§ **What this task involves**: Give back a single number: the count of lines in the data that contain the string "icon".

§ **Provided entries**:

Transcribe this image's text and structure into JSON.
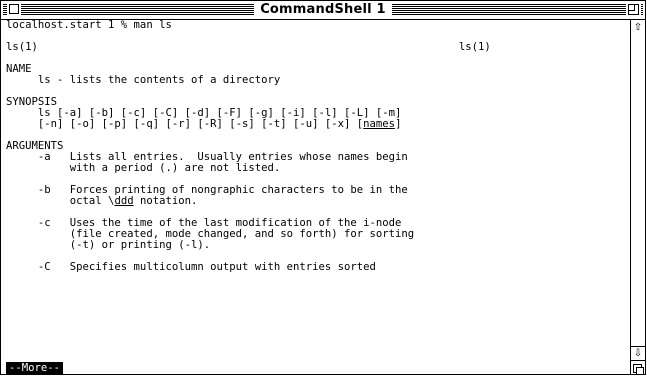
{
  "window": {
    "title": "CommandShell 1"
  },
  "terminal": {
    "lines": [
      {
        "segments": [
          {
            "text": "localhost.start 1 % man ls"
          }
        ]
      },
      {
        "segments": [
          {
            "text": ""
          }
        ]
      },
      {
        "segments": [
          {
            "text": "ls(1)                                                                  ls(1)"
          }
        ]
      },
      {
        "segments": [
          {
            "text": ""
          }
        ]
      },
      {
        "segments": [
          {
            "text": "NAME"
          }
        ]
      },
      {
        "segments": [
          {
            "text": "     ls - lists the contents of a directory"
          }
        ]
      },
      {
        "segments": [
          {
            "text": ""
          }
        ]
      },
      {
        "segments": [
          {
            "text": "SYNOPSIS"
          }
        ]
      },
      {
        "segments": [
          {
            "text": "     ls [-a] [-b] [-c] [-C] [-d] [-F] [-g] [-i] [-l] [-L] [-m]"
          }
        ]
      },
      {
        "segments": [
          {
            "text": "     [-n] [-o] [-p] [-q] [-r] [-R] [-s] [-t] [-u] [-x] ["
          },
          {
            "text": "names",
            "u": true
          },
          {
            "text": "]"
          }
        ]
      },
      {
        "segments": [
          {
            "text": ""
          }
        ]
      },
      {
        "segments": [
          {
            "text": "ARGUMENTS"
          }
        ]
      },
      {
        "segments": [
          {
            "text": "     -a   Lists all entries.  Usually entries whose names begin"
          }
        ]
      },
      {
        "segments": [
          {
            "text": "          with a period (.) are not listed."
          }
        ]
      },
      {
        "segments": [
          {
            "text": ""
          }
        ]
      },
      {
        "segments": [
          {
            "text": "     -b   Forces printing of nongraphic characters to be in the"
          }
        ]
      },
      {
        "segments": [
          {
            "text": "          octal \\"
          },
          {
            "text": "ddd",
            "u": true
          },
          {
            "text": " notation."
          }
        ]
      },
      {
        "segments": [
          {
            "text": ""
          }
        ]
      },
      {
        "segments": [
          {
            "text": "     -c   Uses the time of the last modification of the i-node"
          }
        ]
      },
      {
        "segments": [
          {
            "text": "          (file created, mode changed, and so forth) for sorting"
          }
        ]
      },
      {
        "segments": [
          {
            "text": "          (-t) or printing (-l)."
          }
        ]
      },
      {
        "segments": [
          {
            "text": ""
          }
        ]
      },
      {
        "segments": [
          {
            "text": "     -C   Specifies multicolumn output with entries sorted"
          }
        ]
      }
    ],
    "more_prompt": "--More--"
  },
  "scrollbar": {
    "up_icon": "scroll-up-arrow-icon",
    "down_icon": "scroll-down-arrow-icon",
    "up_glyph": "⇧",
    "down_glyph": "⇩"
  }
}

§ **Answer to this problem**: 2